Between December  1988 and the spring  of 1992 in Canada, 7 women committed suicide at the prison 94w–6 of them were First Nation women. The “justice” system focuses on blaming and punishing. Little effort is devoted to addressing the needs and losses of the victim and the offender. In Canada, 19 % of Canadian women live below the poverty line; 33% are Aboriginal and 25% have disabilities and 28% are visible minority women.  Aboriginal women are 9 times more likely to go to prison than the non -Aboriginal population, a shameful statistic for those whose land this originally was.

Also present was Agir,an organization  in conjunction with the Elizabeth Fry society and Engrenage Noir,a presentation of  audiovisual artwork by women in prison, a collaboration of 49 incarcerated women and 8 professional women.  Thirty-five artworks explore the link between incarceration and poverty which is economic and social, familial and cultural or emotional. The exhibition reveals the individual struggles of women in prison and with the law and acknowledges this in an artistic context,beyond crime, jail bars,prison sentences or stereotypes.

Spokeswomen for AGIR include the actress, filmmaker and singer Carole Laure and interdisciplinary artist Devora Neumark.
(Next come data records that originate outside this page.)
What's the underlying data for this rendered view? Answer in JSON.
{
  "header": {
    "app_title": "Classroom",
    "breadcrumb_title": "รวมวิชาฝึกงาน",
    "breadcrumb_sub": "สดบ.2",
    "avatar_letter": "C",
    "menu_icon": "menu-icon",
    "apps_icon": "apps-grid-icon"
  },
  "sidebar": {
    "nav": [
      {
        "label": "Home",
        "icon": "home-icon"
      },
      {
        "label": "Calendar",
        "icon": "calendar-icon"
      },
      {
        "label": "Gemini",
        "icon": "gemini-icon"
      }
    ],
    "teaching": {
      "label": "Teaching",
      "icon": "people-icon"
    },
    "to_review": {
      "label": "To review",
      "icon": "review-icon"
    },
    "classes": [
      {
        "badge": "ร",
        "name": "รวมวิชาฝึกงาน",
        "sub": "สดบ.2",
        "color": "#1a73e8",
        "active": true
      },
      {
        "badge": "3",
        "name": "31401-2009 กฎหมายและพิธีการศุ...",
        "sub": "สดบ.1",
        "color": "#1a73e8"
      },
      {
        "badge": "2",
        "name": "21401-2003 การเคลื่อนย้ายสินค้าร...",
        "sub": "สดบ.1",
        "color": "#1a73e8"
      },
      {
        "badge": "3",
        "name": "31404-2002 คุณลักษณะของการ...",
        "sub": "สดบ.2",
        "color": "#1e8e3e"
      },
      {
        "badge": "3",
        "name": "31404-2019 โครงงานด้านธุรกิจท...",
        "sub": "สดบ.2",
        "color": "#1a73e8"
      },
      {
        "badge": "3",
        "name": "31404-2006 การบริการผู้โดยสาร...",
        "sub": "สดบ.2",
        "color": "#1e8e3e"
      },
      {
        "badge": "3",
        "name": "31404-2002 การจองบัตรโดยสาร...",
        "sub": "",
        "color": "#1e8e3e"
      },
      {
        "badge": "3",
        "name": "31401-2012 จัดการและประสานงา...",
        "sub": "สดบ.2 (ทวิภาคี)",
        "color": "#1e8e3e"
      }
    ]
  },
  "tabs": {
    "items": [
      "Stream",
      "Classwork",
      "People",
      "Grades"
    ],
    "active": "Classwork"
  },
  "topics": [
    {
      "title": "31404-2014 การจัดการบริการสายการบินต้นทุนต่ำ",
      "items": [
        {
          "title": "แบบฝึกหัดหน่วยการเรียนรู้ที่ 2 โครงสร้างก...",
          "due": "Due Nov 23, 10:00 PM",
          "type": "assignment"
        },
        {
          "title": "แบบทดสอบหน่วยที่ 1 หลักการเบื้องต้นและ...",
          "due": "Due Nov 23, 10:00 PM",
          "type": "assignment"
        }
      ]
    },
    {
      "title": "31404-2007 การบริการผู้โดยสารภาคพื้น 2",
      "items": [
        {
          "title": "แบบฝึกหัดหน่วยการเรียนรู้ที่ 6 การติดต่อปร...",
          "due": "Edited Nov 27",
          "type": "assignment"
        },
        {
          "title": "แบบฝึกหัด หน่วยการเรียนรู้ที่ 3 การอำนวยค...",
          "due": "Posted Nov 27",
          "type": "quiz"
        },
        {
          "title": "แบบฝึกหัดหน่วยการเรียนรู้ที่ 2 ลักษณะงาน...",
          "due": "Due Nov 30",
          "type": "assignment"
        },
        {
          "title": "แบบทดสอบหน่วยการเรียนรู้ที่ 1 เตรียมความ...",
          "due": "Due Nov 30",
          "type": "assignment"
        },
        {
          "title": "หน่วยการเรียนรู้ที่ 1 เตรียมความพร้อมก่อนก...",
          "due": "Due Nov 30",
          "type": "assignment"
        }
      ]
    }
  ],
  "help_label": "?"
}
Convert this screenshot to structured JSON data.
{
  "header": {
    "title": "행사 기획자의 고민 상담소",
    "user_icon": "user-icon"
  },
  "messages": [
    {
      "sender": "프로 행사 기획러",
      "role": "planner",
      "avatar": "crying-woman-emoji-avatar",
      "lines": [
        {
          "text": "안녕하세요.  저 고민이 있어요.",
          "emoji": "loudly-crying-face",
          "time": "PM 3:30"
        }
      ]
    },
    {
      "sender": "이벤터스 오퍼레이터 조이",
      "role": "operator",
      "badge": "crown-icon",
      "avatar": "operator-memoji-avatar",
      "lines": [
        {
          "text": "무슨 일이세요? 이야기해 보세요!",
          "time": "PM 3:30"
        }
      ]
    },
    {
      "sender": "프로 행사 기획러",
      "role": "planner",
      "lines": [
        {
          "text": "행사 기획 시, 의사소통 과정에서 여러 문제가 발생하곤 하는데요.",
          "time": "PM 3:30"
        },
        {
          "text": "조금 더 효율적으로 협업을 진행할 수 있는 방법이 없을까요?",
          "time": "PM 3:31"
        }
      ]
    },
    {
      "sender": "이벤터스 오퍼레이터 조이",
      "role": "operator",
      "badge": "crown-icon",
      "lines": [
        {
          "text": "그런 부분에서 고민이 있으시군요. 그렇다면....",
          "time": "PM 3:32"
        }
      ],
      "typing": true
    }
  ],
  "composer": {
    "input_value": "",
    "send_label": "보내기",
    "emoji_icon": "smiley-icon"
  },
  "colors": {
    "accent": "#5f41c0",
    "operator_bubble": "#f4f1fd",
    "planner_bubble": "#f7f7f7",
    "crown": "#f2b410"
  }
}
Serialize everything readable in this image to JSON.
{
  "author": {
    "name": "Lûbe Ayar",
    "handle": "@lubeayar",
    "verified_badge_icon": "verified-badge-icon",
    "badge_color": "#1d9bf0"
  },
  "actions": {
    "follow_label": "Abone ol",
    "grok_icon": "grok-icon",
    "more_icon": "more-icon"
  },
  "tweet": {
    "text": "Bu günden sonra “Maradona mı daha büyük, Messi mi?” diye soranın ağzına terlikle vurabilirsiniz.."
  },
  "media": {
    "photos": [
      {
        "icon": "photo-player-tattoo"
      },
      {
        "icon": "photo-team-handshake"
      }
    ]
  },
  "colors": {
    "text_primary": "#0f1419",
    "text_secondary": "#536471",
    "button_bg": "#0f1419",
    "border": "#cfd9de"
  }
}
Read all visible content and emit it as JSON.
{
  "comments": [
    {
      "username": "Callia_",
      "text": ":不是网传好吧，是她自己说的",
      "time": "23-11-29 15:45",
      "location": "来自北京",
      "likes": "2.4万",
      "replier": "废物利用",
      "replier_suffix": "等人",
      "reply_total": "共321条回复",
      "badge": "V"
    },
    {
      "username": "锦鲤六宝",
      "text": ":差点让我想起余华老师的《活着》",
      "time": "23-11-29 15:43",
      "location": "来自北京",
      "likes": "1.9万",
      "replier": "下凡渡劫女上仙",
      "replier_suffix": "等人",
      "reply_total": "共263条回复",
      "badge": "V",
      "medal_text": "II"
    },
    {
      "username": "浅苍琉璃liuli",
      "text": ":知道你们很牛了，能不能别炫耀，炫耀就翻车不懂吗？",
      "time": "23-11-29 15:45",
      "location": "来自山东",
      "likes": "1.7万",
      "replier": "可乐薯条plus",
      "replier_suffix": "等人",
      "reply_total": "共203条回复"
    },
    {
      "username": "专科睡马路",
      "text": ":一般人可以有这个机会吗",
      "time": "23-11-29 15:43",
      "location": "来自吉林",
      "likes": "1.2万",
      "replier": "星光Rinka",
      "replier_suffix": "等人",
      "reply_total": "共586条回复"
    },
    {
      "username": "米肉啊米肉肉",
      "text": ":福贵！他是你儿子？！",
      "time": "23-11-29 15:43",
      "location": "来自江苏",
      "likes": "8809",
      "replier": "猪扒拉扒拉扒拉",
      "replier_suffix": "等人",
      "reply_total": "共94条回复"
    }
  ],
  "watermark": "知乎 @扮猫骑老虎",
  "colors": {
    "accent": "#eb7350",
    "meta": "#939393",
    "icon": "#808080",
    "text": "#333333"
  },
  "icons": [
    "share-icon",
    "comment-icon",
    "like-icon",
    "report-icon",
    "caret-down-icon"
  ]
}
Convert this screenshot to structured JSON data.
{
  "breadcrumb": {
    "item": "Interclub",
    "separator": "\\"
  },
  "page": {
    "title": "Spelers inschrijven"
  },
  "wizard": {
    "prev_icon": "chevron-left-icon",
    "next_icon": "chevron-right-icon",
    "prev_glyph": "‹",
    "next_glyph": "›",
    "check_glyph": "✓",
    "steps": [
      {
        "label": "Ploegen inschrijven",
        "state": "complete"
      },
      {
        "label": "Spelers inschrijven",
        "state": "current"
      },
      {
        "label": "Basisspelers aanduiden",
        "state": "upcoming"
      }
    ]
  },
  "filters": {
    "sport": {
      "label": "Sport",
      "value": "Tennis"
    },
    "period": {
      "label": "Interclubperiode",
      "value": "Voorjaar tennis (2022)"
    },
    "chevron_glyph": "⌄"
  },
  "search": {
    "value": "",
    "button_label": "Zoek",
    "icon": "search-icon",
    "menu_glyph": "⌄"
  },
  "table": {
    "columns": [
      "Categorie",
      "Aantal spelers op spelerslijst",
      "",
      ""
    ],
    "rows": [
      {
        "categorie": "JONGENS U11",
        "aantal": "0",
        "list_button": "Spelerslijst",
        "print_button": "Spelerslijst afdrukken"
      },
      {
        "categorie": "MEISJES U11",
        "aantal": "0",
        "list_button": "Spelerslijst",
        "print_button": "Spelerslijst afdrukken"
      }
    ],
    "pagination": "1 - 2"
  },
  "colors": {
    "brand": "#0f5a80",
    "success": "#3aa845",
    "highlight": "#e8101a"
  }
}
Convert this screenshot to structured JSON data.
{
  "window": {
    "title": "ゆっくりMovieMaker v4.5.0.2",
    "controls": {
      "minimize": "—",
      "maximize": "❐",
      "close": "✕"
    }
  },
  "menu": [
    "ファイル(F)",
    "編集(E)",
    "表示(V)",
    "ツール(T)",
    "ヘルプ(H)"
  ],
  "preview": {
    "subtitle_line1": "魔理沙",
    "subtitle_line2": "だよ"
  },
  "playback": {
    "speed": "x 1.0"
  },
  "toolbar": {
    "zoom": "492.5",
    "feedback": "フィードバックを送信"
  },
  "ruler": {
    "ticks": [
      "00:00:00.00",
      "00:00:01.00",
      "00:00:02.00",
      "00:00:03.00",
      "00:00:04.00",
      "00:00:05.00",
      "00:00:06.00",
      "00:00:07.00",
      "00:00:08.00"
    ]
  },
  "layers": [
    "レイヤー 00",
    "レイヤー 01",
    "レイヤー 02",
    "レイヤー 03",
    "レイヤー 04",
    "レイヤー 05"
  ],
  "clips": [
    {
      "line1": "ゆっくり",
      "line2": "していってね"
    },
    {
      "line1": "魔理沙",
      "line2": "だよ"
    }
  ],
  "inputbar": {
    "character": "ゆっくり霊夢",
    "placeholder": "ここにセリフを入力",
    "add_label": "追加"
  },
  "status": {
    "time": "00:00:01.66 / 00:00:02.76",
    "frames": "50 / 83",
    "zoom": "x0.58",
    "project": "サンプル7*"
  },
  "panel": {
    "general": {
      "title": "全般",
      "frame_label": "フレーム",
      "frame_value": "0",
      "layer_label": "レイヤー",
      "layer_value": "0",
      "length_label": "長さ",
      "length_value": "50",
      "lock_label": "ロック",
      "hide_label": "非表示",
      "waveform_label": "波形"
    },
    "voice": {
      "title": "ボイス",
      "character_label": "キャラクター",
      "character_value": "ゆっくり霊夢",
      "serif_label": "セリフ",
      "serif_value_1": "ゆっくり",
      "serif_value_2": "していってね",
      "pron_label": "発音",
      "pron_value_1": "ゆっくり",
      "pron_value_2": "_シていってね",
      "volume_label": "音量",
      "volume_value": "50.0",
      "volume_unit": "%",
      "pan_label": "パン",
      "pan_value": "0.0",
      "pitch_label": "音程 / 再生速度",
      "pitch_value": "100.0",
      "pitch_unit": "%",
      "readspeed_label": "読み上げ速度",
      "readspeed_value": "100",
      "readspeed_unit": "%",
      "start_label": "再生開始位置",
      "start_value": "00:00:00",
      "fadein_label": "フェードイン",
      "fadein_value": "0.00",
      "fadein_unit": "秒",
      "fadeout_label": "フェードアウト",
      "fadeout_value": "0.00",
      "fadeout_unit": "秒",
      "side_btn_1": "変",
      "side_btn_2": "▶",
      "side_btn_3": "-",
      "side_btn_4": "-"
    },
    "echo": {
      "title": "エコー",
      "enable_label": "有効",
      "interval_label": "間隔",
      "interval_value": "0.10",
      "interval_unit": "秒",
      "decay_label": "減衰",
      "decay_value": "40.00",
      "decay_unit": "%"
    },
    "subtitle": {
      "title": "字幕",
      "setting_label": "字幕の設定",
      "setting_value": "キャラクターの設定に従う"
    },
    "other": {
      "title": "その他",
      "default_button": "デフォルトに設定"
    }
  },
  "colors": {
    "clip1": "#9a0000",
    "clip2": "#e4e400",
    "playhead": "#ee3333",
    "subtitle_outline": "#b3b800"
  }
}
The exhibit is being shown at Galerie Eastern Bloc, 7420 Clark Avenue from May 27th-June 16th, with roundtable presentations with some of the exhibiting artists and specialists in the field of criminology and social justice, Thursday June 2nd at 7 PM, Thursday June 9th at 7 PM and Thursday June 16th at 7 PM and also on the role of prisons and possible alternatives Thurs June 2, 9 & 16 at 5:30 with guided tours.

For more information

Before concluding, I present this model below from A Program for Prison Reform as an alternative view to the present prison system.

Alternatives to Incarceration

Imprisonment should be a last resort. The presumption should be against its use. Before any offender is incarcerated, the prosecution should bear the burden of proving in an evidentiary hearing that no other alternative exists. An equal burden should be required for the denial or revocation of “good time”, probation and parole, which really are only other ways of imposing imprisonment.

We should further reduce our excessive reliance on prisons by making extensive use of alternatives to imprisonment, such as fines, restitution, and other probationary methods, which could at least as effectively meet society’s need for legal sanctions. However, such alternatives must be made available to all people who have committed similar offenses, so as not to become a means for the more affluent to buy their way out of prison. And where some kind of confinement seems necessary, halfway houses, community centres, group homes intermittent sentences, and other means of keeping offenders within the community should be preferred to prison.

(A Program for Prison Reform: The Final Report. Annual Chief Justice Earl Warren Conference. Pamphlet.  Cambridge, Massachusetts: Roscoe Pound American Trial Lawyers Foundation, 1972. 10-11. )


In conclusion, these findings indicate that prisons under our present socioeconomic system reinforce the status quo, punish rather than heal and rehabilitate, and are a breeding ground and apprenticeship for further crime with the bulk of Canada’s prison population being predominantly the oppressed, women, First Nations people, minority groups etc. Once more, it is crucial to  reiterate the desperate need for  alternatives. Not only must we not expand prisons, but let us  think of abolishing them altogether and let us look to alternatives such as in the above model and to traditional aboriginal models where healing circles and sentencing circles are paramount and where the emphasis is on healing and rehabilitation, a holistic, humanistic and even radical innovative approach to crime and punishment.


Sylvia Goldfarb is a writer and activist based in Montreal.